SUPPLIED MATERIAL |
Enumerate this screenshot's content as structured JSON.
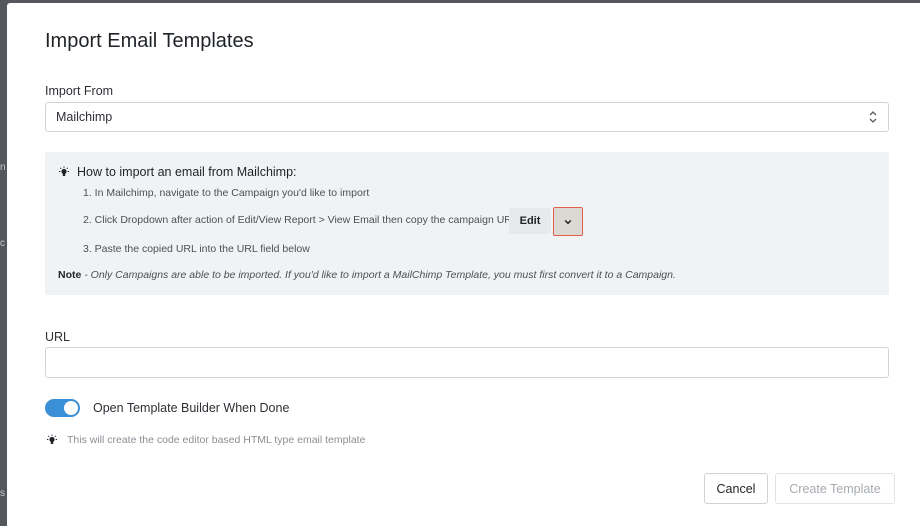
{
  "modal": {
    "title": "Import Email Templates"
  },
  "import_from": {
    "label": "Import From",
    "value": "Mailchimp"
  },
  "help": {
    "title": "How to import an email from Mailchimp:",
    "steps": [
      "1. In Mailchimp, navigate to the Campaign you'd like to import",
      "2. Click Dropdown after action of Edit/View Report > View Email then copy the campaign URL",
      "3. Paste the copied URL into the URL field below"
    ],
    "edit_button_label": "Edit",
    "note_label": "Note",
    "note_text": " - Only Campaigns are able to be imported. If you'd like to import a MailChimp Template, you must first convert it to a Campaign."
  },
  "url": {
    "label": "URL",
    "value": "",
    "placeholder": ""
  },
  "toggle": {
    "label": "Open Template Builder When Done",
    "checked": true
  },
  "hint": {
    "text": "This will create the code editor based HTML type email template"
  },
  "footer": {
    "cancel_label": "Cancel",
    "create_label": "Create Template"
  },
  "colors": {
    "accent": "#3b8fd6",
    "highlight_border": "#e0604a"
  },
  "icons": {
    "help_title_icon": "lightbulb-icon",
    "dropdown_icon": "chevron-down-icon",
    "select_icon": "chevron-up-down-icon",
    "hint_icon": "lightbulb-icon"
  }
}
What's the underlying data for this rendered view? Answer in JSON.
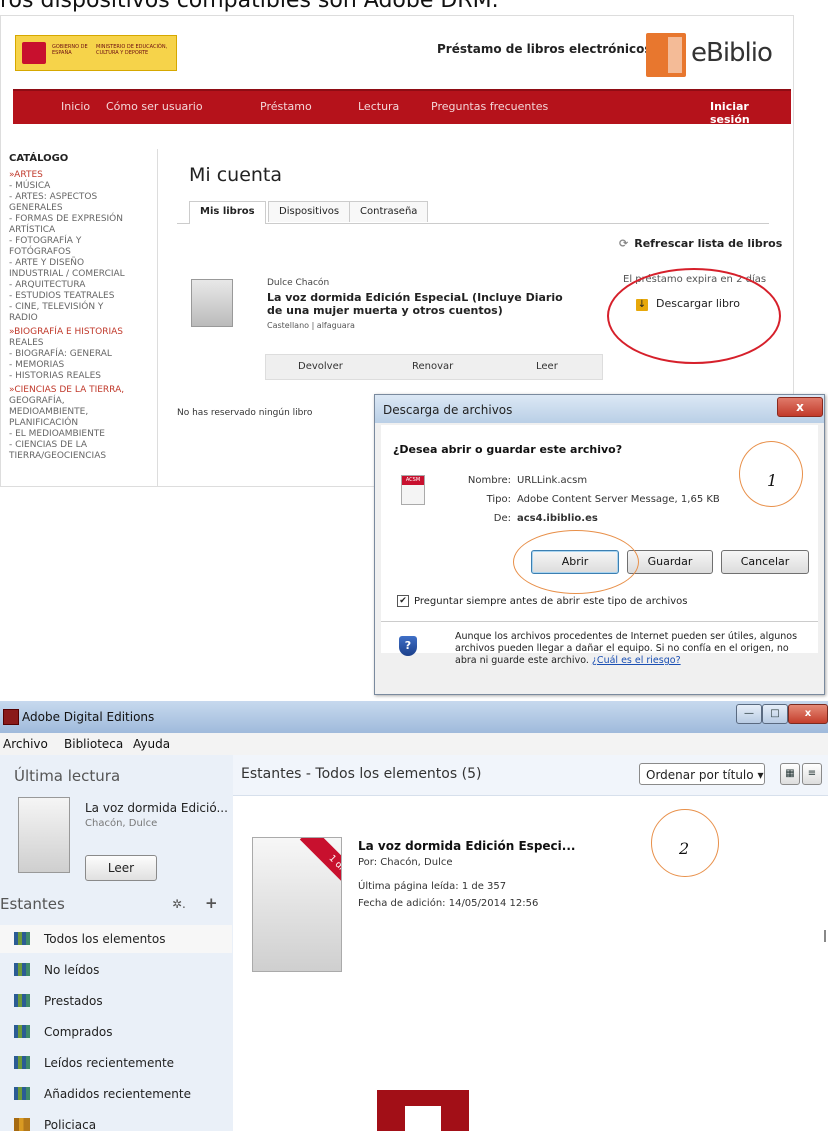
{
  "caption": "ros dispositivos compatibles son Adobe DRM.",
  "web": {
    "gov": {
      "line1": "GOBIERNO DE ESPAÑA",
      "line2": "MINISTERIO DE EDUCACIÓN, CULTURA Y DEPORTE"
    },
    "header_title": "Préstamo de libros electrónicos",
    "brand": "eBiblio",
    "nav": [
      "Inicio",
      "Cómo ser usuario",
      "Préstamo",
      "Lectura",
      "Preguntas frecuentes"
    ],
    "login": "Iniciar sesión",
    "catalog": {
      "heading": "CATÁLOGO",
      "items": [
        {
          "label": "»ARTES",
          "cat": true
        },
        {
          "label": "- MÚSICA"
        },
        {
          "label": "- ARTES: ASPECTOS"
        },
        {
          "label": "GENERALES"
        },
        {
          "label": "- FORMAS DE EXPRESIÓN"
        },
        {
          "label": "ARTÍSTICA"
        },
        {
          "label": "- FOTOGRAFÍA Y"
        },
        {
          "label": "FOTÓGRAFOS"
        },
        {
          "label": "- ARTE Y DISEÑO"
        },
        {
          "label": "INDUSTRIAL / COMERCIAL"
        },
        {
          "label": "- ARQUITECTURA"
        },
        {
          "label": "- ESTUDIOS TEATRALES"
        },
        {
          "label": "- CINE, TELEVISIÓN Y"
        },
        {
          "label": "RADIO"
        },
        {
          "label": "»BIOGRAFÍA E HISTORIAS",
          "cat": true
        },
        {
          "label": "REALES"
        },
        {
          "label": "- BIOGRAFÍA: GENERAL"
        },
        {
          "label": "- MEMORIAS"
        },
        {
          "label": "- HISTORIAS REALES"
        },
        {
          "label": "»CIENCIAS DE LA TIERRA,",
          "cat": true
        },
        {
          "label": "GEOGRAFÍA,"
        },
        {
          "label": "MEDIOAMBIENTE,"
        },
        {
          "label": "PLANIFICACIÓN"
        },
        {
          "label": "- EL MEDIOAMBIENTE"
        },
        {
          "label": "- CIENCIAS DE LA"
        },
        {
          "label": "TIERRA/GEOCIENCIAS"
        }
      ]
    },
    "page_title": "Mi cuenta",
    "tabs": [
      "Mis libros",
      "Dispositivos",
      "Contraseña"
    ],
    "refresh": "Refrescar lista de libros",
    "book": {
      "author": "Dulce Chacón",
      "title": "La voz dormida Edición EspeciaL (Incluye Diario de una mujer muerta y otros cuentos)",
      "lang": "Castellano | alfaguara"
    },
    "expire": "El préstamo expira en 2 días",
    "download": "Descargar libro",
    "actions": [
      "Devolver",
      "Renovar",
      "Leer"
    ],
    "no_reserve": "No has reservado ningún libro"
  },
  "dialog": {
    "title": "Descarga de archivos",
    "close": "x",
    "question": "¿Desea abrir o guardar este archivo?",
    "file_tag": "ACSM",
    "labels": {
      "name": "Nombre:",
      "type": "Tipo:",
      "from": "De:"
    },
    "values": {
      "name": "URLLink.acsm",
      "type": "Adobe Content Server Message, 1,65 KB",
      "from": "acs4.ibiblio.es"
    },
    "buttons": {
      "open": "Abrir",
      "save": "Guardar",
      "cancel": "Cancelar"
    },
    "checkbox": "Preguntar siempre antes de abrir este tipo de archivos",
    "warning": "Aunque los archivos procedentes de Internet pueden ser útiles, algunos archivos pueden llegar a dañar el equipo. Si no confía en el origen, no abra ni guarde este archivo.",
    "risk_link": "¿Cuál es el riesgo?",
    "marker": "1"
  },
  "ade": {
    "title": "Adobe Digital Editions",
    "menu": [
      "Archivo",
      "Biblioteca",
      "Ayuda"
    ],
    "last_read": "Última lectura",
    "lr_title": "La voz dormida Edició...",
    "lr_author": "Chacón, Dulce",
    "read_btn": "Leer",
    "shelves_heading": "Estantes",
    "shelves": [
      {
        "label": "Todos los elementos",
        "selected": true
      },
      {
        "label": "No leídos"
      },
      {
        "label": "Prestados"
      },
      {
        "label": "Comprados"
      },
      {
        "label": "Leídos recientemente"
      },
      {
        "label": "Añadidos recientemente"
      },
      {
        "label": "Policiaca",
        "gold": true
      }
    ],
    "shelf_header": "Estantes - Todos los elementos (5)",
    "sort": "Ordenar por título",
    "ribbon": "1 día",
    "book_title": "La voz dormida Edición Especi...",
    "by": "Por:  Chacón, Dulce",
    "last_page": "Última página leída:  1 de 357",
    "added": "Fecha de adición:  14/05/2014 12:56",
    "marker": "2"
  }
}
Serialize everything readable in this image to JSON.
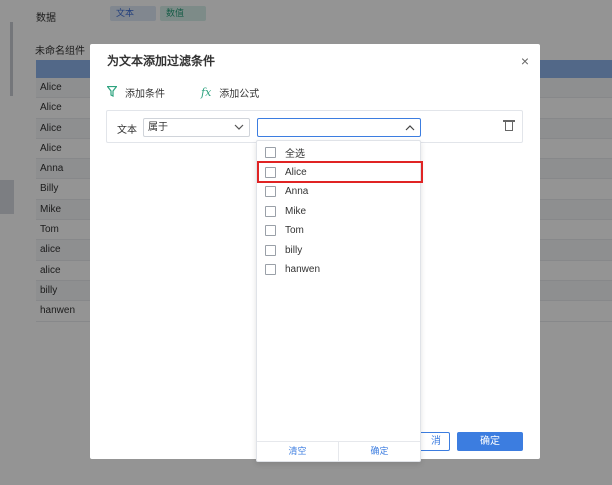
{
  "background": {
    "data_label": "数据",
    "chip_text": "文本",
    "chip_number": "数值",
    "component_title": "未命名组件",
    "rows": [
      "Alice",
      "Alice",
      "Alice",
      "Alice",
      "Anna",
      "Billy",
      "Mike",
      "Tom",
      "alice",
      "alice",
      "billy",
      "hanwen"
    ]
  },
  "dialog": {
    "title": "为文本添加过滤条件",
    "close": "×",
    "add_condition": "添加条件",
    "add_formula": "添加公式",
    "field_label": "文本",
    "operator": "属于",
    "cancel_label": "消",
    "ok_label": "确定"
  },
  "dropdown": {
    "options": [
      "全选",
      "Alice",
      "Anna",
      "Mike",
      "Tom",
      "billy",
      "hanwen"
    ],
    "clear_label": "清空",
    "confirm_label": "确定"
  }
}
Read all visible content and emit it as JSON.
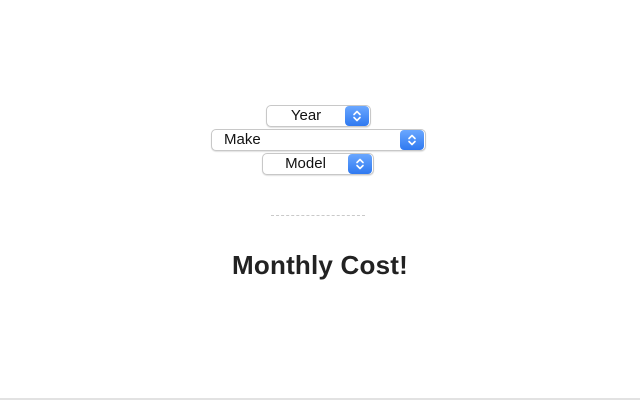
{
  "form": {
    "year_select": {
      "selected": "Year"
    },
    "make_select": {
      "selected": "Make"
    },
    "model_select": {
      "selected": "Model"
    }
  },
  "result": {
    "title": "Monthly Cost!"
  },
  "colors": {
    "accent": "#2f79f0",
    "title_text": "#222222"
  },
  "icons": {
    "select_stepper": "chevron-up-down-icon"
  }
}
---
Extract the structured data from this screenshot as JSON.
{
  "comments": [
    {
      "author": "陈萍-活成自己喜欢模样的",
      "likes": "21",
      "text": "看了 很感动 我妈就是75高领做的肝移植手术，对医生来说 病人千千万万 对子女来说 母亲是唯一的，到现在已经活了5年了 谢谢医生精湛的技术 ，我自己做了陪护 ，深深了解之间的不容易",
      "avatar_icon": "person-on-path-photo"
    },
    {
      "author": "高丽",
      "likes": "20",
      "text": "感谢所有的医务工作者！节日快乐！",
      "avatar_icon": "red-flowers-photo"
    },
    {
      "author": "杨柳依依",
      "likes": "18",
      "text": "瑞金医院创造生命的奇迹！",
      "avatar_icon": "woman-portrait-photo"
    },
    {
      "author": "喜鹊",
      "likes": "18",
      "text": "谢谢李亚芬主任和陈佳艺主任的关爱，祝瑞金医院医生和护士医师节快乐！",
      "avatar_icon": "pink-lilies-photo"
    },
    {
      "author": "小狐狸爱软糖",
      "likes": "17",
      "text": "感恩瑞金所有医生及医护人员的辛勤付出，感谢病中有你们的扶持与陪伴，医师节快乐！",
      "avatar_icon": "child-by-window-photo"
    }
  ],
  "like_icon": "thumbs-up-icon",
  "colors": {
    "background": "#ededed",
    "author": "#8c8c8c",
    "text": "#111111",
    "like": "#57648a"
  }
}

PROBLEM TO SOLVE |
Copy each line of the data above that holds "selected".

ANSWER FOR THE TASK |
        "selected": true
      "selected": "Year"
      "selected": "Make"
      "selected": "Model"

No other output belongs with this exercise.